A woman holds up a signs in support of the Obama administration program known as Deferred Action for Childhood Arrivals, or DACA, during an immigration reform rally at the White House. (Jacquelyn Martin/AP)
Opinion writer

There is lots of talk about whether Democrats will try to shut down the government, after the two-week funding bill runs out, in order to get relief for young people affected by President Trump’s decision to rescind the Deferred Action for Childhood Arrivals program.

Harry Enten at FiveThirtyEight ponders: “Democrats arguably have more to lose politically from a shutdown than Republicans. They hold a large lead on the generic congressional ballot, and Trump is deeply unpopular. Together, this means Democrats have a good shot at taking back the House of Representatives next year. Any unpopular moves such as forcing a shutdown could lower those odds.”

Trump vows that if there is a shutdown, “I would absolutely blame the Democrats.” House Minority Leader Nancy Pelosi (D-Calif.) insists Trump is the only one who wants a shutdown. She does, however, vow not to leave for recess without rescuing the young people known as dreamers.

Wait. Democrats cannot shut down the government. They are the minority party and have neither the power nor the responsibility to keep the lights on and the government open. In fact, they could allow debate in the Senate to commence (not filibuster) and then vote no on passage of a spending bill. If Republicans don’t have the votes to pass it — because the Freedom Caucus in the House is in a tizzy or the hard-liners in the Senate insist on more cuts in domestic spending — Republicans will be responsible for the shutdown. Democrats should be clear and they should correct reporters who ask them if they are going to try to shut down the government.

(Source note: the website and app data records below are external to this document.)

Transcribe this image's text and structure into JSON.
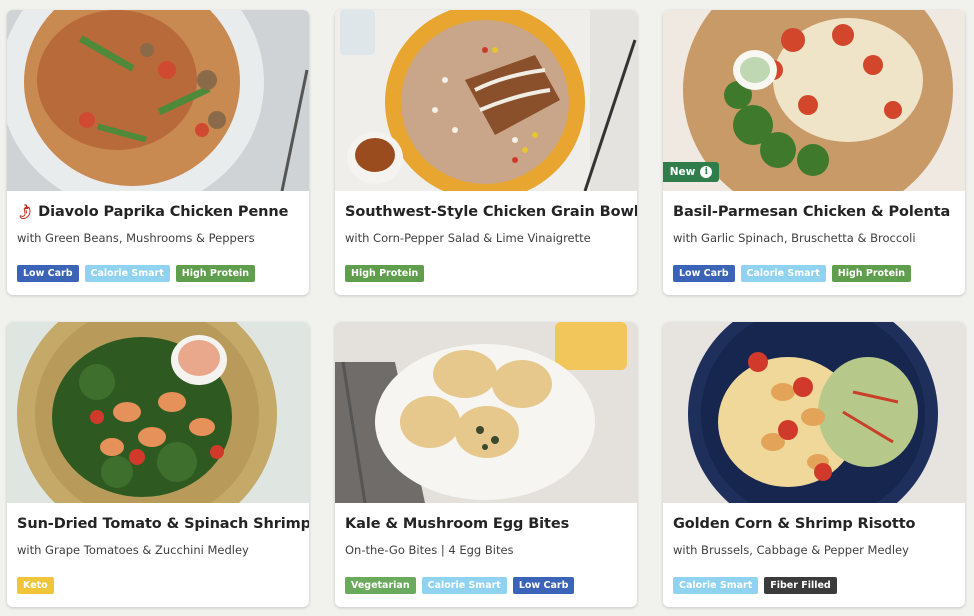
{
  "meals": [
    {
      "title": "Diavolo Paprika Chicken Penne",
      "subtitle": "with Green Beans, Mushrooms & Peppers",
      "spicy_icon": "chili-pepper-icon",
      "badge": null,
      "tags": [
        "Low Carb",
        "Calorie Smart",
        "High Protein"
      ]
    },
    {
      "title": "Southwest-Style Chicken Grain Bowl",
      "subtitle": "with Corn-Pepper Salad & Lime Vinaigrette",
      "badge": null,
      "tags": [
        "High Protein"
      ]
    },
    {
      "title": "Basil-Parmesan Chicken & Polenta",
      "subtitle": "with Garlic Spinach, Bruschetta & Broccoli",
      "badge": "New",
      "badge_icon": "info-icon",
      "tags": [
        "Low Carb",
        "Calorie Smart",
        "High Protein"
      ]
    },
    {
      "title": "Sun-Dried Tomato & Spinach Shrimp",
      "subtitle": "with Grape Tomatoes & Zucchini Medley",
      "badge": null,
      "tags": [
        "Keto"
      ]
    },
    {
      "title": "Kale & Mushroom Egg Bites",
      "subtitle": "On-the-Go Bites | 4 Egg Bites",
      "badge": null,
      "tags": [
        "Vegetarian",
        "Calorie Smart",
        "Low Carb"
      ]
    },
    {
      "title": "Golden Corn & Shrimp Risotto",
      "subtitle": "with Brussels, Cabbage & Pepper Medley",
      "badge": null,
      "tags": [
        "Calorie Smart",
        "Fiber Filled"
      ]
    }
  ],
  "tag_colors": {
    "Low Carb": "#3b63b8",
    "Calorie Smart": "#8fd3f0",
    "High Protein": "#5f9e4c",
    "Keto": "#f0c53a",
    "Vegetarian": "#6aaa5c",
    "Fiber Filled": "#3b3b3b"
  }
}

Now, the real question is whether, in exchange for getting the GOP off the hook (if the GOP cannot find votes to fund the government), Democrats will condition their help on a DACA fix. They’d be nuts not to, if Republicans cannot keep the government running with their own party in the majority in both houses and a GOP president. Democrats should give their votes for a spending bill they don’t like for nothing? (That’s like Trump giving Russia a truce in Syria with nothing in return, or giving the Chinese a great propaganda show without getting concessions on trade or concrete promises to help pressure North Korea.) Democrats surely are smarter than that.

A DACA fix (as well as reauthorizing the Children’s Health Insurance Program, known as CHIP) should be a no-brainer for Democrats. A CBS poll this month showed 84 percent of Americans, including 74 percent of Republicans, favor keeping the dreamers. A Fox News poll found 83 percent of voters favor protection for the dreamers.

What’s more, Democrats have some powerful pro-DACA allies. The New York Times reports that “a wide range of well-organized, well-financed supporters are lining up behind the Dreamers, including celebrities, philanthropists, religious groups and pillars of corporate America.” The Times explains:

Some 60 businesses, trade associations and other groups representing virtually every major industry formed the Coalition for the American Dream. Among the participants are Coca-Cola, Western Union, Ikea, Hilton and Marriott.

The companies, which have a substantial lobbying presence in Washington, began leveraging relationships with lawmakers from districts where they have major operations. In mid-November, a lobbying blitz on Capitol Hill involved officials from 40 large companies introducing DACA recipients who work for their firms to lawmakers. … Fwd.us, an advocacy group backed by Mark Zuckerberg and Bill Gates, and the New American Economy, representing a bipartisan group of mayors and business leaders, began organizing events. A television, media and celebrity-outreach campaign got under way, much of it coordinated by Emerson Collective, the organization founded by Ms. Jobs, the widow of Steven P. Jobs, the Apple co-founder.

Since DACA is a base-pleaser, popular with the country at large and a winner with business donors, it sure sounds like a political winner for Democrats. To pull this off without getting blame for the shutdown, Democrats should remind voters of several simple points: (1) The GOP can fund the government if it wants to; (2) the dreamers were innocent children when they were brought here and now live productive lives; and (3) if Democrats don’t do this now, Trump’s promise to address DACA later will turn out like most every promise of his — a con, a fraud, a bait-and-switch.

Sure, Democrats could overreach on DACA demands, but so far they’ve said they are willing to take additional steps to enhance border security (even though border arrests are at their lowest level in decades) — just not building the wall. So long as they stick to that trade-off, they have every reason to hold firm. And if Sen. Tom Cotton (R-Ark.) and other anti-immigrant hawks don’t like it, they need to come up with the votes on their side of the aisle to keep the government running or get ready to shoulder the blame for another shutdown.